EXERCISE GOAL ▸ Take the entries below and return them unchanged.

DATA RECORDS: Begin

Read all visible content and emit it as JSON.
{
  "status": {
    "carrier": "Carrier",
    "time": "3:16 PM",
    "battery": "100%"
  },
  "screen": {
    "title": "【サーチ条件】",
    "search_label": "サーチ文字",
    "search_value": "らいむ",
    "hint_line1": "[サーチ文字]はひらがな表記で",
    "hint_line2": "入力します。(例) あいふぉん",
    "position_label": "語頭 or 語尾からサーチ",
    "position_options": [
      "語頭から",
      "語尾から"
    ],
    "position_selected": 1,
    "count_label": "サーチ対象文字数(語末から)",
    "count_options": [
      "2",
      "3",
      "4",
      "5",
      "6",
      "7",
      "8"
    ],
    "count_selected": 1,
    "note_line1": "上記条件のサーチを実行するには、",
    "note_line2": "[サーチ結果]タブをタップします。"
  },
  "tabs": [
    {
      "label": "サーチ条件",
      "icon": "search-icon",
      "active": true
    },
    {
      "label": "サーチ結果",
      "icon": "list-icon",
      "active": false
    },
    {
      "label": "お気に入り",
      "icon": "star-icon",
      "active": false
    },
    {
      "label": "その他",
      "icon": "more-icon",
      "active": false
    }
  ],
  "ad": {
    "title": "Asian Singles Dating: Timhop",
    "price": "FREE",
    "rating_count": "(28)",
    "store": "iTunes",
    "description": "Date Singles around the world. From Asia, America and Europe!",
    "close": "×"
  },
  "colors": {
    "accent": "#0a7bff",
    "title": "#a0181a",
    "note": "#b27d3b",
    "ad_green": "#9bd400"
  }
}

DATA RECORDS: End

ANSWER TO THE EXERCISE ▸
Read all visible content and emit it as JSON.
{
  "status": {
    "carrier": "Carrier",
    "time": "3:16 PM",
    "battery": "100%"
  },
  "screen": {
    "title": "【サーチ条件】",
    "search_label": "サーチ文字",
    "search_value": "らいむ",
    "hint_line1": "[サーチ文字]はひらがな表記で",
    "hint_line2": "入力します。(例) あいふぉん",
    "position_label": "語頭 or 語尾からサーチ",
    "position_options": [
      "語頭から",
      "語尾から"
    ],
    "position_selected": 1,
    "count_label": "サーチ対象文字数(語末から)",
    "count_options": [
      "2",
      "3",
      "4",
      "5",
      "6",
      "7",
      "8"
    ],
    "count_selected": 1,
    "note_line1": "上記条件のサーチを実行するには、",
    "note_line2": "[サーチ結果]タブをタップします。"
  },
  "tabs": [
    {
      "label": "サーチ条件",
      "icon": "search-icon",
      "active": true
    },
    {
      "label": "サーチ結果",
      "icon": "list-icon",
      "active": false
    },
    {
      "label": "お気に入り",
      "icon": "star-icon",
      "active": false
    },
    {
      "label": "その他",
      "icon": "more-icon",
      "active": false
    }
  ],
  "ad": {
    "title": "Asian Singles Dating: Timhop",
    "price": "FREE",
    "rating_count": "(28)",
    "store": "iTunes",
    "description": "Date Singles around the world. From Asia, America and Europe!",
    "close": "×"
  },
  "colors": {
    "accent": "#0a7bff",
    "title": "#a0181a",
    "note": "#b27d3b",
    "ad_green": "#9bd400"
  }
}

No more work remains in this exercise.